New data from the ICONA Foundation study in Italy suggest that coinfection with cytomegalovirus was associated with an increased risk for severe non-AIDS event and non-AIDS death.

“Based on our findings, [cytomegalovirus]-seropositive status should be considered as a negative prognostic factor and a closer monitoring for cardio-cerebral vascular diseases as well as management of other modifiable risk factors could be considered in CMV/HIV coinfected individuals,” the researchers wrote in The Journal of Infectious Diseases. “The inclusion of this parameter in available prognostic scores should be evaluated.”

The study included 6,111 patients enrolled in the ICONA study who had at least one cytomegalovirus (CMV) immunoglobulin G test and did not have active CMV disease.

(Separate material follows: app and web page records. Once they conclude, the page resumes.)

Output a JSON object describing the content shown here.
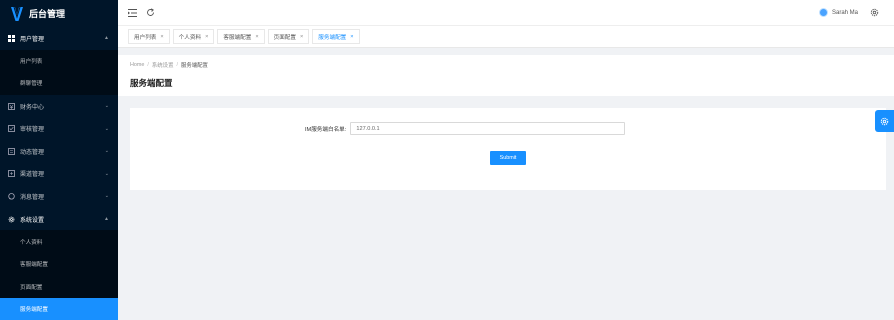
{
  "app": {
    "title": "后台管理",
    "accent": "#1890ff",
    "sidebar_bg": "#001529"
  },
  "sidebar": {
    "groups": [
      {
        "label": "用户管理",
        "icon": "grid-icon",
        "open": true,
        "children": [
          "用户列表",
          "群聊管理"
        ]
      },
      {
        "label": "财务中心",
        "icon": "finance-icon",
        "open": false
      },
      {
        "label": "审核管理",
        "icon": "audit-icon",
        "open": false
      },
      {
        "label": "动态管理",
        "icon": "feed-icon",
        "open": false
      },
      {
        "label": "渠道管理",
        "icon": "channel-icon",
        "open": false
      },
      {
        "label": "消息管理",
        "icon": "message-icon",
        "open": false
      },
      {
        "label": "系统设置",
        "icon": "gear-icon",
        "open": true,
        "children": [
          "个人资料",
          "客服端配置",
          "页面配置",
          "服务端配置"
        ],
        "active_child": "服务端配置"
      }
    ]
  },
  "header": {
    "user_name": "Sarah Ma"
  },
  "tabs": [
    {
      "label": "用户列表",
      "active": false
    },
    {
      "label": "个人资料",
      "active": false
    },
    {
      "label": "客服端配置",
      "active": false
    },
    {
      "label": "页面配置",
      "active": false
    },
    {
      "label": "服务端配置",
      "active": true
    }
  ],
  "breadcrumb": {
    "home": "Home",
    "parent": "系统设置",
    "current": "服务端配置"
  },
  "page": {
    "title": "服务端配置"
  },
  "form": {
    "ip_label": "IM服务端白名单:",
    "ip_value": "127.0.0.1",
    "submit_label": "Submit"
  }
}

The ICONA study is a prospective, observational study of people with HIV set up in 1997. The researchers evaluated time to AIDS events, AIDS death and time to severe non-AIDS events and non-AIDS deaths. Non-AIDS events included non-AIDS-defining cancers, cardio-cerebral vascular events, non-vascular neurological diseases and end-stage renal disease.

Among the 6,111 patients, 5,119 (83.3%) were CMV-IgG positive at baseline. During a median follow-up of 5.6 years, 338 patients experienced severe non-AIDS events or non-AIDS death. The 10-year estimated proportion reaching non-AIDS events or deaths was 6.2% for CMV-negative and 8.9% for CMV-positive patients. After controlling for potential confounders, CMV seropositivity remained an independent risk factor (adjusted HR=1.53; 95% CI, 1.08-2.16). Other risk factors included older age (adjusted HR=1.65; 95% CI, 1.47-1.85) and AIDS at baseline (adjusted HR=1.49; 95% CI, 1.09-2.03).

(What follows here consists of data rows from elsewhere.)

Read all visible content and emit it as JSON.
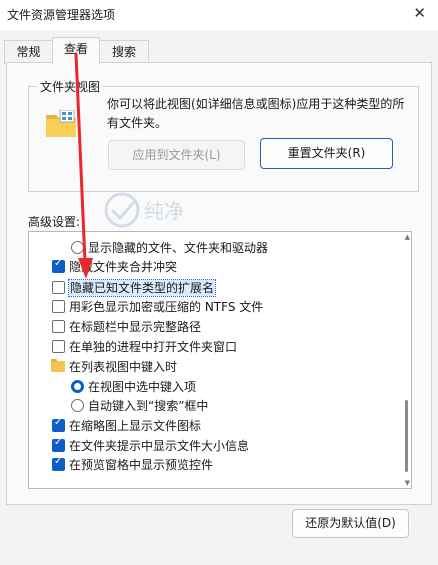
{
  "window": {
    "title": "文件资源管理器选项",
    "close_glyph": "✕"
  },
  "tabs": [
    {
      "label": "常规",
      "active": false
    },
    {
      "label": "查看",
      "active": true
    },
    {
      "label": "搜索",
      "active": false
    }
  ],
  "folder_views": {
    "legend": "文件夹视图",
    "icon": "folder-grid-icon",
    "description": "你可以将此视图(如详细信息或图标)应用于这种类型的所有文件夹。",
    "apply_button": "应用到文件夹(L)",
    "apply_enabled": false,
    "reset_button": "重置文件夹(R)"
  },
  "advanced": {
    "label": "高级设置:",
    "items": [
      {
        "kind": "radio",
        "checked": false,
        "indent": 1,
        "label": "显示隐藏的文件、文件夹和驱动器"
      },
      {
        "kind": "checkbox",
        "checked": true,
        "indent": 0,
        "label": "隐藏文件夹合并冲突"
      },
      {
        "kind": "checkbox",
        "checked": false,
        "indent": 0,
        "label": "隐藏已知文件类型的扩展名",
        "highlighted": true
      },
      {
        "kind": "checkbox",
        "checked": false,
        "indent": 0,
        "label": "用彩色显示加密或压缩的 NTFS 文件"
      },
      {
        "kind": "checkbox",
        "checked": false,
        "indent": 0,
        "label": "在标题栏中显示完整路径"
      },
      {
        "kind": "checkbox",
        "checked": false,
        "indent": 0,
        "label": "在单独的进程中打开文件夹窗口"
      },
      {
        "kind": "folder",
        "indent": 0,
        "label": "在列表视图中键入时"
      },
      {
        "kind": "radio",
        "checked": true,
        "indent": 1,
        "label": "在视图中选中键入项"
      },
      {
        "kind": "radio",
        "checked": false,
        "indent": 1,
        "label": "自动键入到“搜索”框中"
      },
      {
        "kind": "checkbox",
        "checked": true,
        "indent": 0,
        "label": "在缩略图上显示文件图标"
      },
      {
        "kind": "checkbox",
        "checked": true,
        "indent": 0,
        "label": "在文件夹提示中显示文件大小信息"
      },
      {
        "kind": "checkbox",
        "checked": true,
        "indent": 0,
        "label": "在预览窗格中显示预览控件"
      }
    ],
    "scroll_position": 0.67
  },
  "restore_button": "还原为默认值(D)",
  "watermark_text": "纯净",
  "accent_color": "#0c5fc5",
  "annotation_arrow_color": "#e8292c"
}
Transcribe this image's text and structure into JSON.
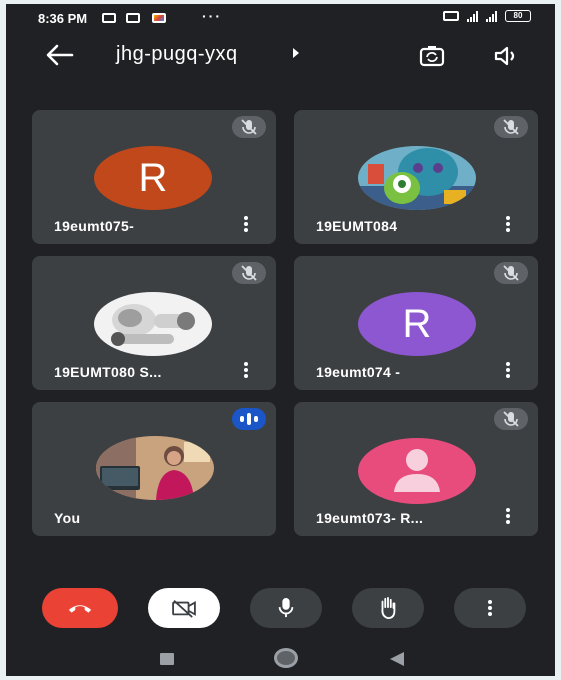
{
  "status_bar": {
    "time": "8:36 PM",
    "overflow": "···",
    "battery": "80"
  },
  "header": {
    "meeting_code": "jhg-pugq-yxq"
  },
  "colors": {
    "background": "#202124",
    "tile": "#3c4043",
    "end_call": "#ea4335",
    "avatar_orange": "#c0481a",
    "avatar_purple": "#8c57d0",
    "avatar_pink": "#e84c7d",
    "speaking": "#1a56c7"
  },
  "participants": [
    {
      "name": "19eumt075-",
      "avatar_letter": "R",
      "avatar": "letter",
      "muted": true
    },
    {
      "name": "19EUMT084",
      "avatar": "photo-cartoon-monsters",
      "muted": true
    },
    {
      "name": "19EUMT080 S...",
      "avatar": "photo-robot",
      "muted": true
    },
    {
      "name": "19eumt074 -",
      "avatar_letter": "R",
      "avatar": "letter",
      "muted": true
    },
    {
      "name": "You",
      "avatar": "photo-person",
      "muted": false,
      "speaking": true
    },
    {
      "name": "19eumt073- R...",
      "avatar": "generic-person-icon",
      "muted": true
    }
  ],
  "controls": [
    "end-call-icon",
    "camera-off-icon",
    "microphone-icon",
    "raise-hand-icon",
    "more-options-icon"
  ],
  "nav": [
    "recent-apps-icon",
    "home-icon",
    "back-nav-icon"
  ]
}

There were no associations between CMV seropositivity and non-AIDS malignancies or non-vascular neurological diseases, but CMV seropositivity was an independent risk factor for cardio-cerebral vascular events (adjusted HR=2.27; 95% CI, 0.97-5.32).

“Cardio-cerebral vascular events seem to be strictly linked to CMV seropositivity, confirming the potential atherogenetic role of CMV also in HIV-infected subjects,” the researchers wrote.

Disclosure: The researchers report no relevant financial disclosures.